Tan Chong Tee

From Wikipedia, the free encyclopedia
Jump to: navigation, search
Tan Chong Tee
Tan Chong Tee (Left) with Lim Bo Seng (Right)
Born 15 October 1916
Died 24 November 2012[citation needed] (aged 96)
Other names Lim Shu,
Tan Tien Soong
Known for Force 136
Spouse(s) Lee Shao Meng
Relatives Tan Chong Mao
This is a Chinese name; the family name is Tan.

Tan Chong Tee (simplified Chinese: 陈崇智; traditional Chinese: 陳崇智; pinyin: Chén Chóngzhì; Pe̍h-ōe-jī: Tân Tsông-tì; 15 Oct 1916 – 24 November 2012)[citation needed] was a Singaporean resistance fighter in World War II. He was captured, tortured and imprisoned by the Japanese, together with other members of Force 136 such as the well-known resistance fighter Lim Bo Seng. Tan was also an accomplished badminton player in the late 1930s and the postwar period.

Early life[edit]

Tan was born into a Chinese family with ancestry from Fujian at his family residence along Shrewsbury Road (in present-day Novena) in British colonial Singapore. His father, Tan Kah Tek, worked in a carriage shop on Orchard Road while his mother, Lim Peng Tuan, owned a floral nursery. Tan left to further his studies in China in 1930 and returned to Singapore in 1933. After his return, he helped his mother to run Kheng Cheng School, which she had established in 1927.

Tan was a badminton player during his youth, and was also a contemporary of the badminton great Wong Peng Soon. Tan was one of the few players to have defeated Wong in competition.[1]

Badminton career[edit]

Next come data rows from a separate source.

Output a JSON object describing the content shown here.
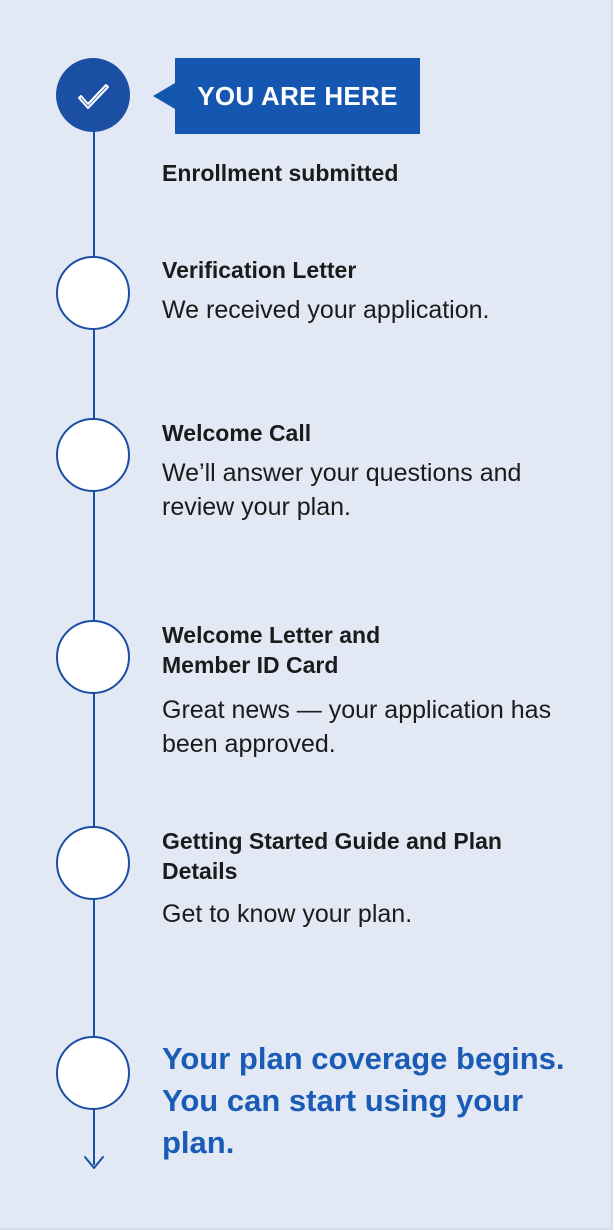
{
  "colors": {
    "background": "#e3e8f5",
    "accent": "#1a4fa3",
    "badge": "#1557b0",
    "final_text": "#1a5cb5"
  },
  "current_marker": {
    "icon": "checkmark-icon",
    "badge_label": "YOU ARE HERE"
  },
  "steps": [
    {
      "title": "Enrollment submitted",
      "status": "current"
    },
    {
      "title": "Verification Letter",
      "description": "We received your application.",
      "status": "upcoming"
    },
    {
      "title": "Welcome Call",
      "description": "We’ll answer your questions and review your plan.",
      "status": "upcoming"
    },
    {
      "title": "Welcome Letter and Member ID Card",
      "description": "Great news — your application has been approved.",
      "status": "upcoming"
    },
    {
      "title": "Getting Started Guide and Plan Details",
      "description": "Get to know your plan.",
      "status": "upcoming"
    },
    {
      "title": "Your plan coverage begins. You can start using your plan.",
      "status": "upcoming"
    }
  ]
}
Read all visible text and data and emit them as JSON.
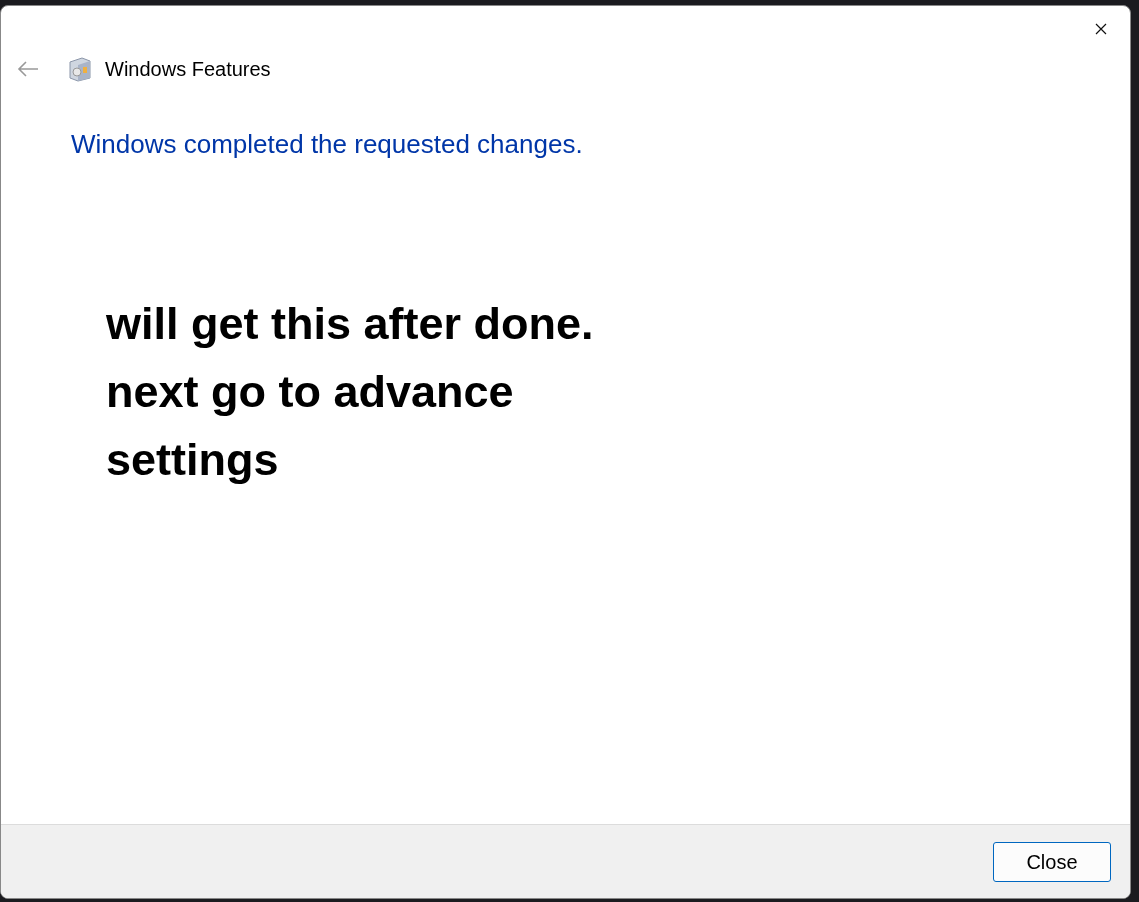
{
  "window": {
    "title": "Windows Features"
  },
  "heading": "Windows completed the requested changes.",
  "annotation": [
    "will get this after done.",
    "next go to advance",
    "settings"
  ],
  "buttons": [
    "Close"
  ]
}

Tan was a talented badminton player in his youth and represented the well-known Mayflower and Marigold Badminton Parties at various local tournaments. In 1935, while representing the Marigold Badminton Party at the Singapore Grade A Senior Tournament, he defeated the reigning champion to rise to prominence in the local badminton circuit. Tan was subsequently the champion of various tournaments from 1936 to 1940, winning the Malaysia Open singles title in 1938, the Singapore Open singles and men's double titles in (1936,1937,1940) and (1936,1937). He married Lee Shao Meng, also a Marigold player, with whom he teamed up for various mixed doubles events and won the mixed doubles title in the 1940 Singapore Badminton Championships.

World War II resistance[edit]

When the Second Sino-Japanese War broke out in 1937, Tan participated[2] in anti-Japanese activities such as boycotting Japanese goods and fund-raising to support the war effort in China.

Tan lost touch with his family in 1942 after the Japanese invaded and occupied Singapore. He then joined Force 136, a branch of the British military organisation Special Operations Executive, where he met and befriended Lim Bo Seng. Tan took part in Operation Gustavus but was captured in 1944 by the Japanese when the operation failed. He spent the next 18 months in captivity[3] and was subjected to torture by the Japanese, who attempted to force him to reveal the identities of his fellows in Force 136. He was released after the Japanese surrender in 1945,[4] which ended the war. Tan's elder brother, Tan Chong Mao, and their mother, were killed during the Sook Ching massacre during the Japanese occupation of Singapore.[1]

Post-war years[edit]

After the war, Tan participated in badminton tournaments again and eventually became a businessman. He retired in 1985. In 1994, he wrote a Chinese-language memoir, FORCE 136: Story Of A WWII Resistance Fighter (ISBN 981-3029-90-0),[5] which recount his experiences with Force 136 that was translated to English a year later by Lee Watt Sim and Clara Show, and published in 2001 by Asiapac Books as a comic book.

On 19 September 1995, Tan and eight other surviving members of Force 136 were each presented with a commemorative silver ingot to honour them for their resistance efforts.

In 2001, Tan was also part of a group selected to recite the national pledge during the National Day Parade of that year.

In 2002, Tan published another book named Upholding The Legacy: Singapore Badminton (ISBN: 9789812292704), that covers the history of badminton in Singapore.


Tan died in Singapore on 24 November 2012, aged 96.


  1. ^ a b Guay, Ee Ling. "Tan Chong Tee". National Library Board. Retrieved 9 January 2015. 
  2. ^ "World War II [ Tan Chong Tee ]". Retrieved 9 January 2015. 
  3. ^ "LIM BO SENG - MY HERO, MY FRIEND". Singapore Press Holdings. Retrieved 9 January 2015. 
  4. ^ "Singapore’s James Bond". Singapore Press Holdings. Retrieved 9 January 2015. 
  5. ^ "War hero Tan Chong Tee?". Retrieved 9 January 2015. 

External Links[edit]